Methods and results: Fifty-five patients with chronic heart failure (mean age 59 [SD 11] years) and 20 healthy control subjects (mean age 53 [SD 14] years, P not significant) underwent 5-minute recordings of BP (by photoplethysmograph) and R-R interval during 0.1-Hz controlled breathing. The size of the oscillations in BP was the same in the 2 groups (3.6 mm Hg vs 4.1 mm Hg, P =.5). There was, however, a significant difference in the amplitude of the R-R interval oscillations (77 ms vs 31 ms, P <.0001). The amplitude of the R-R interval oscillations correlated strongly with BRS (r = 0.81, P <.0001 with controlled breathing BRS, and r = 0.51, P <.0001 with alpha index). There was no correlation with the size of BP oscillations (r = -0.13, P not significant with controlled breathing BRS, and r = -0.15, P not significant with alpha index). In a separate study, a group of 22 young patients (mean age 36 years) with type I diabetes mellitus and 28 healthy control subjects (mean age 39 years) underwent measurement of resting HRV and amplitude of R-R interval oscillations during 0.1-Hz breathing. There was no significant difference in triangular index or low-frequency R-R interval power between the 2 groups. There was, however, a significant difference in the amplitude of R-R interval oscillations during controlled breathing between patients with diabetes and healthy control subjects. Total and high-frequency RR interval variability was also significantly different between the 2 groups.

Conclusion: During 0.1-Hz breathing, the marked difference in BRS between patients with CHF and age-matched control subjects is the result of smaller R-R interval oscillations. In young patients with diabetes, these R-R interval oscillations are significantly smaller than age-matched control subjects, even when some measures of spontaneous HRV are not different between groups. Breathing at 0.1 Hz provides a standard BP stimulus and concentrates spectral power of heart rate at one frequency, enabling simple evaluation of BRS even when BP measurement is not available.

Publication types

  • Research Support, Non-U.S. Gov't

MeSH terms

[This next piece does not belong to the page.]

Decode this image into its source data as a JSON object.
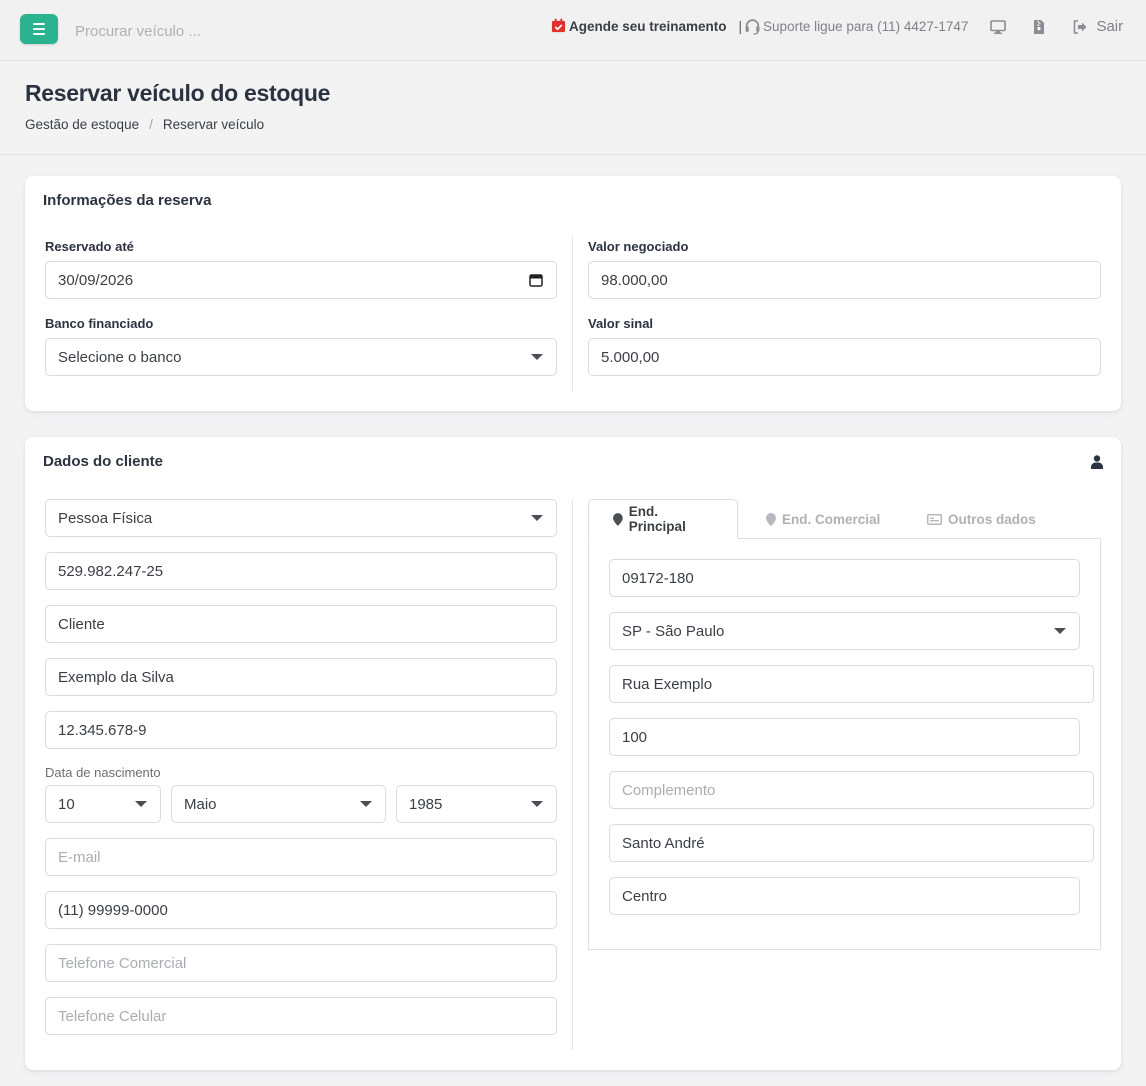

  • Adult
  • Baroreflex / physiology*
  • Blood Pressure / physiology*
  • Blood Pressure Determination
  • Case-Control Studies
  • Diabetes Mellitus, Type 1 / physiopathology*
  • Female
  • Heart Failure / physiopathology*
  • Heart Rate / physiology*
  • Humans
  • Male
  • Middle Aged
  • Respiration*
  • Sensitivity and Specificity